What is Gambling and How Can it Affect You?


Gambling is the act of risking something of value (money, assets, or property) on an event whose outcome is determined by chance. This can be done on a game of chance, such as scratchcards, or by betting with friends on sporting events, and may involve the use of strategy. The world’s legal gambling markets are estimated to total about $10 trillion annually, and there is significant illegal activity as well.

The main types of gambling are lotteries, fixed-odds sports betting, and casinos and video poker. Social gambling is also common; it can take the form of playing card or board games with friends for small amounts of money, participating in a sports or horse race pool, buying lottery tickets, and even paying for life insurance, which is essentially a bet that one will die within a certain time. Professional gamblers typically have a thorough understanding of the games they play and use both skill and strategy to increase their chances of winning.

While the majority of people who gamble do so for entertainment purposes, some are addicted to the activity. If you have a problem with gambling, you should seek help, as the habit can lead to financial ruin and serious family problems. The first step is acknowledging that you have a problem, which can be difficult, especially if it has resulted in strained or broken relationships and lost income. It is also important to recognize that underlying mood disorders such as depression and anxiety can trigger gambling and make it more difficult to stop, and it is essential to address those issues.
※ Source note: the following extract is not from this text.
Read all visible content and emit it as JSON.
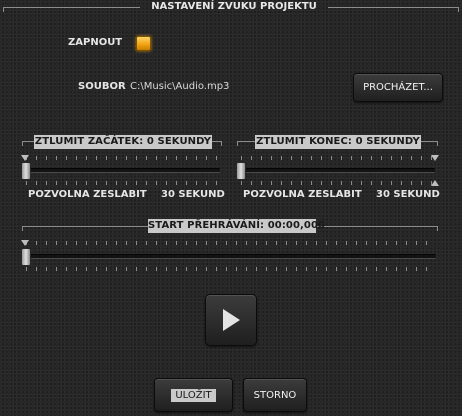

There are many ways to get help for a gambling problem, including individual and group therapy, family therapy, marriage and relationship counseling, and credit and finance management. Some people also benefit from inpatient or residential treatment and rehab programs, which provide round-the-clock care for those unable to quit gambling independently.
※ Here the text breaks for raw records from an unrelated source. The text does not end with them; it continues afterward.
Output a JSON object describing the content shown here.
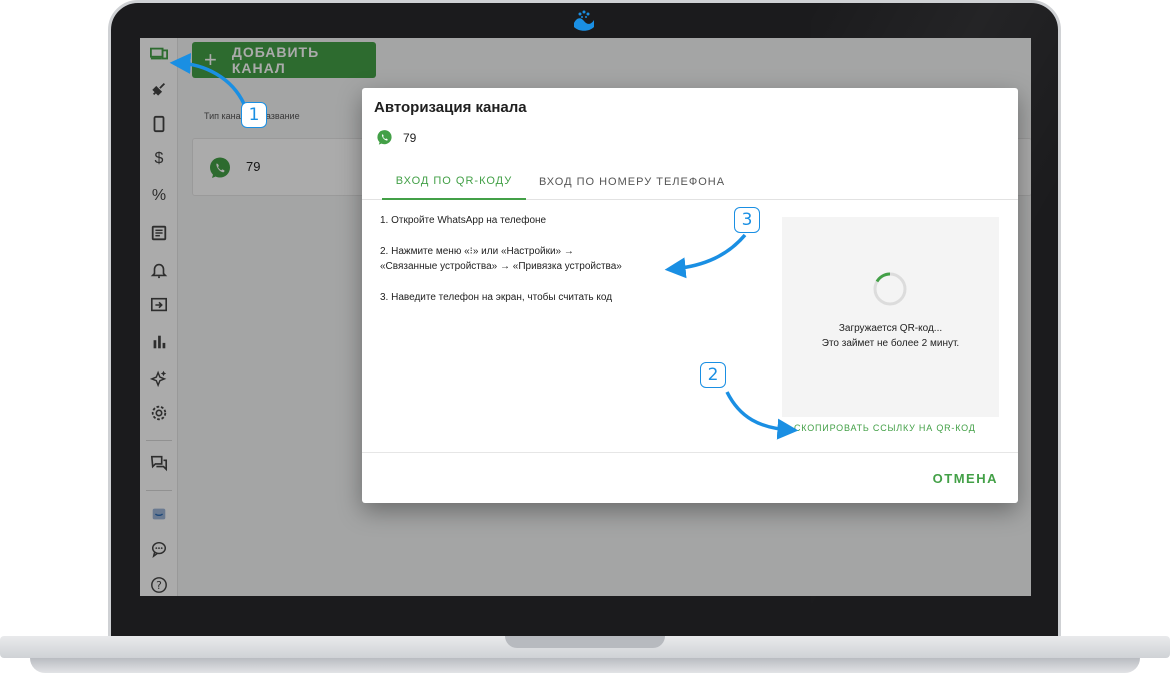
{
  "header": {
    "add_channel_label": "ДОБАВИТЬ КАНАЛ"
  },
  "table": {
    "column_header": "Тип канала и название",
    "rows": [
      {
        "name": "79"
      }
    ]
  },
  "dialog": {
    "title": "Авторизация канала",
    "channel_name": "79",
    "tabs": [
      {
        "label": "ВХОД ПО QR-КОДУ",
        "active": true
      },
      {
        "label": "ВХОД ПО НОМЕРУ ТЕЛЕФОНА",
        "active": false
      }
    ],
    "steps": [
      "1. Откройте WhatsApp на телефоне",
      "2. Нажмите меню «⁝» или «Настройки» →",
      "«Связанные устройства» → «Привязка устройства»",
      "3. Наведите телефон на экран, чтобы считать код"
    ],
    "qr_loading": "Загружается QR-код...",
    "qr_wait": "Это займет не более 2 минут.",
    "copy_link_label": "СКОПИРОВАТЬ ССЫЛКУ НА QR-КОД",
    "cancel_label": "ОТМЕНА"
  },
  "annotations": {
    "badge_1": "1",
    "badge_2": "2",
    "badge_3": "3"
  },
  "sidebar": {
    "icons": [
      "channels-icon",
      "integrations-icon",
      "mobile-icon",
      "dollar-icon",
      "percent-icon",
      "notes-icon",
      "bell-icon",
      "forward-icon",
      "stats-icon",
      "sparkle-icon",
      "settings-icon",
      "chat-icon",
      "logo-icon",
      "support-chat-icon",
      "help-icon"
    ]
  },
  "colors": {
    "accent": "#43a047",
    "annotation": "#1a8fe3"
  }
}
A person who has a gambling disorder may experience any of the following symptoms: (1) persistent feelings of helplessness, guilt, anxiety, or depression; (2) lying to family members or therapists about the extent of their involvement in gambling; (3) stealing or embezzling money to fund gambling activities; (4) seeking to recover losses by betting more money, often using speculative investments, such as stocks and foreign currencies; (5) committing illegal acts to finance gambling, such as forgery, fraud, and theft; and (6) jeopardizing or losing a job or educational opportunity as a result of gambling (American Psychiatric Association 2000).

Gambling addiction is challenging to overcome, but there are steps that can be taken to prevent relapse. Developing a strong support network is helpful, and it can be helpful to join a peer support group such as Gamblers Anonymous, which follows a 12-step program similar to Alcoholics Anonymous. It is also a good idea to spend time doing other activities, such as reading or exercising, to distract yourself from the urge to gamble. It is also important to set money and time limits for yourself, and to avoid chasing your losses.